In November, each day gets a little bit shorter. Sunset is a few minutes earlier. Outdoor playtime ends sooner. And you may have to switch on your desk lamp to do your homework, even before supper.
What's going on? We're moving through autumn toward winter. As the last season of the year approaches, less and less sunlight strikes our part of the planet, that is, the northern hemisphere for people in the United States.
Seasons change because of the way the earth journeys around the sun. This can be a little hard to picture, but give it a try. The earth is always spinning. It rotates around its axis, an imaginary line that runs from the North Pole to the South Pole. It takes the planet 24 hours to make one complete spin, or rotation. That 24 hours equals one day and one night.

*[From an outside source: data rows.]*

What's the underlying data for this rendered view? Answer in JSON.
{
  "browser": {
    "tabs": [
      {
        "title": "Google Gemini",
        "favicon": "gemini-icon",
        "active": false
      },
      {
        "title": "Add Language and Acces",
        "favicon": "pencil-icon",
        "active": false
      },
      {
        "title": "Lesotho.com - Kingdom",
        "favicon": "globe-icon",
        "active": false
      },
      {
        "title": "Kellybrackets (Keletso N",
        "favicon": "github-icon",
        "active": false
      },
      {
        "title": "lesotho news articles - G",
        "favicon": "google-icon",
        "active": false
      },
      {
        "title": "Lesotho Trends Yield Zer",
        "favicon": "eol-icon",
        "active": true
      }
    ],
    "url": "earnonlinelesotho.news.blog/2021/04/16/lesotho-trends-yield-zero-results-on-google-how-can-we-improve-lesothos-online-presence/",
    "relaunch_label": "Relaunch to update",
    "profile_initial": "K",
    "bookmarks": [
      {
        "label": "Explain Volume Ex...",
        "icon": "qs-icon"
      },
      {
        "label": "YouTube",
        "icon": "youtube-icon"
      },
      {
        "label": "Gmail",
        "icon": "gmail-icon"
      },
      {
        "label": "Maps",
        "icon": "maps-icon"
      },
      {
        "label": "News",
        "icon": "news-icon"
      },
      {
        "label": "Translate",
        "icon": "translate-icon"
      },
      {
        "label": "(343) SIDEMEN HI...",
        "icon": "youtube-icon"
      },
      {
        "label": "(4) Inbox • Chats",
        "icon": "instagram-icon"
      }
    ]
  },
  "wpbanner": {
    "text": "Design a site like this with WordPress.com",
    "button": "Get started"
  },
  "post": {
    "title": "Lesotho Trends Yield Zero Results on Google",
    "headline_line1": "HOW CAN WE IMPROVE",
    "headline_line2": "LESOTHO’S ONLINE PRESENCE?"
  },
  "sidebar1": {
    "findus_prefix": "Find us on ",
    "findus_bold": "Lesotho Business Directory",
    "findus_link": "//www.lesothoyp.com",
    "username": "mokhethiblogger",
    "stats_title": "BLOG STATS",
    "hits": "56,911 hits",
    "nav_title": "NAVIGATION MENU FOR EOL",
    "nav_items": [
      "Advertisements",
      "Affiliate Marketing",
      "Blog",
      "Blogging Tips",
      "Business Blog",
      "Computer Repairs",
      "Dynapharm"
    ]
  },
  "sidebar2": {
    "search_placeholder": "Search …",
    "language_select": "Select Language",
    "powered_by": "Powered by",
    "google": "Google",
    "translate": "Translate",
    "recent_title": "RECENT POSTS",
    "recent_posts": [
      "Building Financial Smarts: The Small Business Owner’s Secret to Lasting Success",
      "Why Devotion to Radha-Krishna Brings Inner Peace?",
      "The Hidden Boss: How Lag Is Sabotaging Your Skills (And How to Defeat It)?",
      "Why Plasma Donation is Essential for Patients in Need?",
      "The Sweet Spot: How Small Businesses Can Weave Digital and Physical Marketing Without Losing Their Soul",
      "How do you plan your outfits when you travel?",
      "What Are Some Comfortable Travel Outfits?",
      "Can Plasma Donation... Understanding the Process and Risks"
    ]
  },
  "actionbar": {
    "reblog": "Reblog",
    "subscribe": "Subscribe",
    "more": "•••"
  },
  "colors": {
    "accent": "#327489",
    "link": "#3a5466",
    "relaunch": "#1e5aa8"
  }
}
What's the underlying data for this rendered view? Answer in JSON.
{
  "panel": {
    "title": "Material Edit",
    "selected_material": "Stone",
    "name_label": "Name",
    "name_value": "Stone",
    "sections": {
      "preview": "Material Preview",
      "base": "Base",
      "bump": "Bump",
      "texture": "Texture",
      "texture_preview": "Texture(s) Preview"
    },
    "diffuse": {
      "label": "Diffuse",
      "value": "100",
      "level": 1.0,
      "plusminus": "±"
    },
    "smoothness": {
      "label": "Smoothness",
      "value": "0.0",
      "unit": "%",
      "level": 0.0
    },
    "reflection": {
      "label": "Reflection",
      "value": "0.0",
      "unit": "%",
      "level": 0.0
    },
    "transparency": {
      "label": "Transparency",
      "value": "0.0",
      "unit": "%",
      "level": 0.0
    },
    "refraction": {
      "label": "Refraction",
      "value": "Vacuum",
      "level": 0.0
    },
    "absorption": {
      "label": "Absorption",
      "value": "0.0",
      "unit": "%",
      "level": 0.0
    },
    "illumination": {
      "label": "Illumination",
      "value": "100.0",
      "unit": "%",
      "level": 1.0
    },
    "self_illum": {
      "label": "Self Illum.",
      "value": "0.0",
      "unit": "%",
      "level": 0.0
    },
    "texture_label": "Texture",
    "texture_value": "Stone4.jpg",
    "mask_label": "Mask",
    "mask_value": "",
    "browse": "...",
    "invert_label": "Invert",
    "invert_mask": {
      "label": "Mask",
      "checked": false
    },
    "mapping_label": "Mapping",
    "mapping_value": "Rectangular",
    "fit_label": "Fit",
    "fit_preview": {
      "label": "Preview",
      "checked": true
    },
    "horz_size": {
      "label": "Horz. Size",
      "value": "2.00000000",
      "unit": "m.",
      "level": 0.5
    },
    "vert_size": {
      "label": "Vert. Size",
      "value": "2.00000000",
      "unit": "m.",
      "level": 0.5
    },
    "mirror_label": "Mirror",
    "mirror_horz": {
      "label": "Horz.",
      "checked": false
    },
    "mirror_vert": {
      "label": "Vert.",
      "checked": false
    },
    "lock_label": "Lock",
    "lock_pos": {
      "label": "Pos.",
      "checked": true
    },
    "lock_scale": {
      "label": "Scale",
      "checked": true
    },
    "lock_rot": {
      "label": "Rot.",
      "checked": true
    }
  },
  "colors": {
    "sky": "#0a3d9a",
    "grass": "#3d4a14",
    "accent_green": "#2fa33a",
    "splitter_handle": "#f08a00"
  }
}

It's daytime in the Northern Hemisphere when our part of the earth faces the sun, and nighttime when we face away from the sun. Pretty simple, right?
Here comes the more complicated part. As we spin on our axis, we also revolve, or travel along a giant path around the sun. It takes us just a touch over 365 days to make one trip, or revolution. That's one year.
Okay, you say, it takes us 24 hours to rotate, and 365 days to revolve. What's so complex about that? Well, earth spins at an angle, and it's always tilted in the same direction. During part of our journey around the sun, the North Pole slants toward the sun. Then it's summer. During another part of the trip, the North Pole slants away from the sun. That's wintertime.
The length of time that sunlight strikes the planet each day varies, too -- unless you live at the equator, the line that encircles earth's middle like a big belt, where the sun's rays strike straight on. In the northern hemisphere, above the equator, summer days are longer than nights. In winter, nights are longer than days. In spring and autumn, days and nights are about the same length. At the equator itself, it's summer all year long.
It can be hard to picture this in your mind, so here's a simple demonstration you can do that might help. You'll need a lamp and a round piece of fruit (an orange works well) and a pencil. Stick a pencil through the orange to represent the axis -- and to give you something to hold on to. In this show, the lamp plays the sun, the orange plays the earth, and the pencil the earth's axis. You'll have to put the lamp in the middle of the room on a table that you can walk around as you "revolve."
Turn on the lamp, and darken the rest of the room. Tilt the orange so that the "sun" shines toward the stem end of the fruit. The stem end represents the North Pole. You're creating summer on your "planet."
Everywhere north of the equator, days are longer than nights. The longest day, which arrives around June 21 or 22, is called the summer solstice. Rotate the orange on its axis. Your North Pole is in sunlight all the time, but your South Pole's in the dark. Now move one quarter turn around the lamp but keep your orange
tilted so that the pencil is still pointing in the same direction. Rotate the orange again. The sunlight now reaches all parts of the orange.
It's time for the equinox, the period in our journey around the sun when days and nights are the same length everywhere on earth. This happens twice a year, around March 21st in summer and September 23 in autumn. The equinox marks the transition between seasons. In your orange's northern hemisphere, it's autumn. In the southern hemisphere, spring has arrived. After the autumn equinox, days get shorter. After the spring equinox, days get longer.
Okay, time for another quarter turn. Now, the earth's axis -- the pencil through the orange -- is pointing away from sun. You're now halfway through your revolution. By now, the sun is shining on your planet's South Pole. It's wintertime. When earth's tilt takes us farthest from the sun, we experience the year's longest night and shortest day -- around December 22. (That's the time what we're heading for right now.) That day is called the winter solstice.
One more quarter turn will bring spring to your orange earth as another equinox arrives. Repeat the demonstration. Imagine that you're sitting on the orange looking up at the sun as it changes position in the sky.
During real winter, you may wish that you could change the seasons as fast as you can by doing this demonstration. But remember, after the winter solstice arrives next month, each day will actually start getting a teeny bit longer. That's something you can count on.Tips for Parents
To while away the long nights of autumn and winter, you and your kids might want to take up stargazing. Bundle up well, get a seasonal star chart or star wheel, and identify the changing positions of the constellations. You can get the charts at the library or at map or hobby stores. A good one is "Seasonal Star Charts" published by Hubbard Scientific, which includes a rotating luminous dial. A good source for kids is "Look at the Night Sky: An Introduction to Star Watching" by Seymour Simon (Viking; $6.95).
Catherine O'Neill is a children's writer in Minnesota.